"Where was the loving young couple we fell in love with?" demanded Travis. "That was like married people divorcing ... I felt like you were trying to tell a story, but ... I didn't feel any sort of real connection."
Travis gave them a red star as did Kimberly. But Paula tried to have it both ways, lamenting the absence of the connection "that won America's hearts over" and of Jill's "beautiful technique," but praising them for believing in themselves and coming a long way since rehearsal. She gave them a gold star.

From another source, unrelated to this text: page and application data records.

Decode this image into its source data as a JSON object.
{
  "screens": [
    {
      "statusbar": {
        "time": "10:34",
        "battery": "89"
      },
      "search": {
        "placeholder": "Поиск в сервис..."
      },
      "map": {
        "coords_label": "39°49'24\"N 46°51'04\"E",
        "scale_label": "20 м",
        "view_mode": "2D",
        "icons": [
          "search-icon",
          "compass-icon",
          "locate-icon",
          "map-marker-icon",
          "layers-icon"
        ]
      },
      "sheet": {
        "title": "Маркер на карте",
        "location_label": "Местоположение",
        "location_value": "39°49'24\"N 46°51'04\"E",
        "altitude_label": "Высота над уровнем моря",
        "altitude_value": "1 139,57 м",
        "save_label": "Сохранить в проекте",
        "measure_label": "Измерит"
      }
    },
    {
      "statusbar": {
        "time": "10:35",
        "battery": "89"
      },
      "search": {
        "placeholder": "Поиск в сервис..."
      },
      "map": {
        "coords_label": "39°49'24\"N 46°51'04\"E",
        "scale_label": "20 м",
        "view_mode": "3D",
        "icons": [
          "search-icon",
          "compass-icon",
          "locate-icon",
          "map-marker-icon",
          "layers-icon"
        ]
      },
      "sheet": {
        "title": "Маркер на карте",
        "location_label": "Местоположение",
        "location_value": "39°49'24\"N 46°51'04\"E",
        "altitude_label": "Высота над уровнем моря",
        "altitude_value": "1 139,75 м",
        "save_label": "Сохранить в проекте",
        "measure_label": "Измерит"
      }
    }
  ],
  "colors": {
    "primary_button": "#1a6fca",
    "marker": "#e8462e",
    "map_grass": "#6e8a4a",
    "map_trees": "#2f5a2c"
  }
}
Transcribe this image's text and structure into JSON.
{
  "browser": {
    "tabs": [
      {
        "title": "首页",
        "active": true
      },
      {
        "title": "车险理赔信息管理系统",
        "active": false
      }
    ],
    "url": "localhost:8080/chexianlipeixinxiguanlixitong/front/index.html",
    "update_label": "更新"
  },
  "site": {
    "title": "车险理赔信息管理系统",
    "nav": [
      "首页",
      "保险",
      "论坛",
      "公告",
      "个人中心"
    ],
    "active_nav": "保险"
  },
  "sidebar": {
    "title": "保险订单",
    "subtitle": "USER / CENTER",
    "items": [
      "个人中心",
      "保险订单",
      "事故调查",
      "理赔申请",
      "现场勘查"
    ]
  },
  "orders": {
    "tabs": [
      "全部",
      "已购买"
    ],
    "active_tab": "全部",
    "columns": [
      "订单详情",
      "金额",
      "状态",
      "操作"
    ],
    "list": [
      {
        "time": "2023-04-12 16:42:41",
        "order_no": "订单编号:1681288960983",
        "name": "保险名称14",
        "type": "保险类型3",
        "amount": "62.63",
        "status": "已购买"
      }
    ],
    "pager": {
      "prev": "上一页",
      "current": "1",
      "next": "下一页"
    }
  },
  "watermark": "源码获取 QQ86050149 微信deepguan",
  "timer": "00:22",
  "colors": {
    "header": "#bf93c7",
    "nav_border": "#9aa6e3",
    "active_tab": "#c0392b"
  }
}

Roosevelt Anderson from Brooklyn (above) was up next. He does something called "sky walking," where he appears to be floating (there were moments when his feet did leave the stage thanks to wires), and "bone breaking," where he contorts his limbs in ways that look painful and a bit gross (hence host Andrew Gunsberg's jokey exhortation, "Don't try this at home").
Roosevelt seems genuinely stoked about what he does, but I found the routine repetitive, boring and kind of freaky during the bone-breaking bits.
Kimberly singled out Roosevelt's "geniuine passion for dance ... but there just wasn't enough tonight" and gave him a red star.
Paula's gold star seemed to be more about how "delightful" Roosevelt was to work with and how he celebrated his "niche."
Travis also gave Roosevelt a gold star, praising his control of his body.
Kimberly played the heavy again with Tap Sounds Underground, two tap-dancing friends from L.A., awarding a red star to Paula and Travis's gold ones.
I had been encouraged when I saw the dancers rehearsing with a ramp, thinking we'd see some extreme tapping, but I found their routine safe and ho-hum.
Paula praised the men, Gregg Russell and Ryan Lohoff, for being "one of the most amazing acts to work with" (which shouldn't have anything to do with the critiquing). And she gushed that they are "the closest thing to perfection as far as tap dancing goes" and that master tappers the Nicholas Brothers, Gene Kelly, Fred Astaire and Donald O'Connor were smiling down on them.
Kimberly rightly pointed out that they didn't meet her earlier challenge to breathe new life into the genre. Paula vehemently disagreed. Myself, I don't think they did anything that the tap greats of earlier eras haven't done and done better. (Google Nicholas Brothers in Stormy Weather or Gene Kelly and Donald O'Connor in "Mose Supposes," from Singin' in the Rain, for a couple of examples of what I'm talking about.)
Up next was another one of the novelty acts, Shore Thing, a group of 19 kids from Cape May, N.J. They had been challenged to work on their timing and acrobatics, a challenge that they met, but the routine was a bunch of tricks -- tumbling, flips and contortions -- and very little dancing.
This time, all three judges gave out gold stars.
Last up was Kendall Glover, a lyrical jazz dancer from Phoenix, Ariz. Although I find Kendall a bit intense for an 11-year-old, not to mention a little underdressed and overly made up, I found her routine the most complete as a dance performance.
There were gold stars from Kimberly and Paula, but red from Travis, to big boos from the audience, who criticized Kendall's lines and found her performance more athletic than artistic.
In the end, the experts chose Dance Town Chaos to move to the finals. The public chooses the last act, with the result announced when the finals begin this week.
We also learned at the beginning of the show that the act that got voted through from the previous week's semifinals was Twitch, the contemporary troupe from Miami (no big surprise there).
Going into the finals so far we have The Vibe, D'Angelo and Amanda, White Tree Fine Art, Twitch, Dance Town Chaos and one act still to be named.
Will you be watching on Wednesday? Lots of people aren't in the U.S., where last Wednesday's show drew just 4.5 million viewers. If you're still hanging in, I'll be blogging Wednesday's show sometime this week (but not Wednesday, too busy with Idol).